» Task goal
The data must be returned in full, with no character altered.

(Dataset rows describing interfaces)
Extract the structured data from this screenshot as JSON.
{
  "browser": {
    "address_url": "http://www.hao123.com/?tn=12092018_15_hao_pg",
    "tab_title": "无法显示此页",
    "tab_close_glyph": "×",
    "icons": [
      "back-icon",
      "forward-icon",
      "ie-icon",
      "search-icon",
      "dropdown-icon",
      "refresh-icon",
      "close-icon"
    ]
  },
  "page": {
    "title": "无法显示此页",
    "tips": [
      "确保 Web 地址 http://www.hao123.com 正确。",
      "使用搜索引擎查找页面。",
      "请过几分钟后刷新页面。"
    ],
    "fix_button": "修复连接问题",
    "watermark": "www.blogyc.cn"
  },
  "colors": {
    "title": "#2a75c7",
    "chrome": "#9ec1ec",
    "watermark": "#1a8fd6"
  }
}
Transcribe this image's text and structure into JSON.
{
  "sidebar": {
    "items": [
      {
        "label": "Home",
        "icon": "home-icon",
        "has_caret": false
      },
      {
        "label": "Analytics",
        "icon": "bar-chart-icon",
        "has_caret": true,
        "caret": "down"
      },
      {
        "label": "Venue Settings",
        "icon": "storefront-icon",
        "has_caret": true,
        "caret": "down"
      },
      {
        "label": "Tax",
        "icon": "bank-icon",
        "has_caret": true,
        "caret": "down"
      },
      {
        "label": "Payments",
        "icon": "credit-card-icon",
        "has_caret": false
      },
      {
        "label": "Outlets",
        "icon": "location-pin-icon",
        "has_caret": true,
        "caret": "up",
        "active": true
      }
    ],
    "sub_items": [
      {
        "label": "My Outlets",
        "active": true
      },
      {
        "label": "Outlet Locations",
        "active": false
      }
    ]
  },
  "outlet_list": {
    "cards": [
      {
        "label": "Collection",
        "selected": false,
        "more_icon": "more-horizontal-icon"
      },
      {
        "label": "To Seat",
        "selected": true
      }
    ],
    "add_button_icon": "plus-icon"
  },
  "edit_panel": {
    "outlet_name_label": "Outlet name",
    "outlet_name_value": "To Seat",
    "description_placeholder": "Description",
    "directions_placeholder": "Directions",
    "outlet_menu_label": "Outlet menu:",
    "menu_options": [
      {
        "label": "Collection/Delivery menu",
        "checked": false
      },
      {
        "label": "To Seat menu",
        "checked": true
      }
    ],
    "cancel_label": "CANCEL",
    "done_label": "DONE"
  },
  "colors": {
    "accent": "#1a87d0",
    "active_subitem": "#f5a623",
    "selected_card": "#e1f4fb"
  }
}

» Task answer
Extract the structured data from this screenshot as JSON.
{
  "browser": {
    "address_url": "http://www.hao123.com/?tn=12092018_15_hao_pg",
    "tab_title": "无法显示此页",
    "tab_close_glyph": "×",
    "icons": [
      "back-icon",
      "forward-icon",
      "ie-icon",
      "search-icon",
      "dropdown-icon",
      "refresh-icon",
      "close-icon"
    ]
  },
  "page": {
    "title": "无法显示此页",
    "tips": [
      "确保 Web 地址 http://www.hao123.com 正确。",
      "使用搜索引擎查找页面。",
      "请过几分钟后刷新页面。"
    ],
    "fix_button": "修复连接问题",
    "watermark": "www.blogyc.cn"
  },
  "colors": {
    "title": "#2a75c7",
    "chrome": "#9ec1ec",
    "watermark": "#1a8fd6"
  }
}
Transcribe this image's text and structure into JSON.
{
  "sidebar": {
    "items": [
      {
        "label": "Home",
        "icon": "home-icon",
        "has_caret": false
      },
      {
        "label": "Analytics",
        "icon": "bar-chart-icon",
        "has_caret": true,
        "caret": "down"
      },
      {
        "label": "Venue Settings",
        "icon": "storefront-icon",
        "has_caret": true,
        "caret": "down"
      },
      {
        "label": "Tax",
        "icon": "bank-icon",
        "has_caret": true,
        "caret": "down"
      },
      {
        "label": "Payments",
        "icon": "credit-card-icon",
        "has_caret": false
      },
      {
        "label": "Outlets",
        "icon": "location-pin-icon",
        "has_caret": true,
        "caret": "up",
        "active": true
      }
    ],
    "sub_items": [
      {
        "label": "My Outlets",
        "active": true
      },
      {
        "label": "Outlet Locations",
        "active": false
      }
    ]
  },
  "outlet_list": {
    "cards": [
      {
        "label": "Collection",
        "selected": false,
        "more_icon": "more-horizontal-icon"
      },
      {
        "label": "To Seat",
        "selected": true
      }
    ],
    "add_button_icon": "plus-icon"
  },
  "edit_panel": {
    "outlet_name_label": "Outlet name",
    "outlet_name_value": "To Seat",
    "description_placeholder": "Description",
    "directions_placeholder": "Directions",
    "outlet_menu_label": "Outlet menu:",
    "menu_options": [
      {
        "label": "Collection/Delivery menu",
        "checked": false
      },
      {
        "label": "To Seat menu",
        "checked": true
      }
    ],
    "cancel_label": "CANCEL",
    "done_label": "DONE"
  },
  "colors": {
    "accent": "#1a87d0",
    "active_subitem": "#f5a623",
    "selected_card": "#e1f4fb"
  }
}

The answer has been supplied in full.